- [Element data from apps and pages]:
# # # # # # #
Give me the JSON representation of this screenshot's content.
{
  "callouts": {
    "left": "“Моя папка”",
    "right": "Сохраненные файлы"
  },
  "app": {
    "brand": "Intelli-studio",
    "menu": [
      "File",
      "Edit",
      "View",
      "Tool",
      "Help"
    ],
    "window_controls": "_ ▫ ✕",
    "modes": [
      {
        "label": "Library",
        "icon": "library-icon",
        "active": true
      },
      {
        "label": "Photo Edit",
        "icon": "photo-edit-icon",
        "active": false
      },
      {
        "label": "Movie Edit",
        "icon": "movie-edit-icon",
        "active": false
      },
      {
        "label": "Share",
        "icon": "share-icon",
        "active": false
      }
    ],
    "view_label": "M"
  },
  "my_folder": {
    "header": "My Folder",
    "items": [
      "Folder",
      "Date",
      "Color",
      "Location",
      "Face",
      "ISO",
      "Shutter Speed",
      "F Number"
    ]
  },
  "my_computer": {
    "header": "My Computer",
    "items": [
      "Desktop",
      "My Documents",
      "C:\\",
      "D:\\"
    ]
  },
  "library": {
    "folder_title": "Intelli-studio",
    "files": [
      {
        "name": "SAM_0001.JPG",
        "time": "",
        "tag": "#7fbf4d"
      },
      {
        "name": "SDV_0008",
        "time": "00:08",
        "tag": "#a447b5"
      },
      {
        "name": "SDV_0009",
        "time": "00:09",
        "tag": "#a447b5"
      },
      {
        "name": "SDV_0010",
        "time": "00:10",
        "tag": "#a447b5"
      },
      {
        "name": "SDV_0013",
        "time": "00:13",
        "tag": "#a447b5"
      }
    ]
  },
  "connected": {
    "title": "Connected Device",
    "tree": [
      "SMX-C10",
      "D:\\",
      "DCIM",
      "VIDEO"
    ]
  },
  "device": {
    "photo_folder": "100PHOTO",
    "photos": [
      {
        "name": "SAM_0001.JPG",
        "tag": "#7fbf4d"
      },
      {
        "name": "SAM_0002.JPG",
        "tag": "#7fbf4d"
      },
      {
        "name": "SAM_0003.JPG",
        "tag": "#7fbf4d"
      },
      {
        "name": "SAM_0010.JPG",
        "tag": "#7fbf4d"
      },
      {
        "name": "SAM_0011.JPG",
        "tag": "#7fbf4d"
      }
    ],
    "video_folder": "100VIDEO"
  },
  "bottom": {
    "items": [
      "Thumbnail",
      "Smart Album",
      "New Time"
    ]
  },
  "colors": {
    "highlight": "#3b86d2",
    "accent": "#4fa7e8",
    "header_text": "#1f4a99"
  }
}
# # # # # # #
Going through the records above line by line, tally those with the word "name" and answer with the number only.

- [Written reply]: 10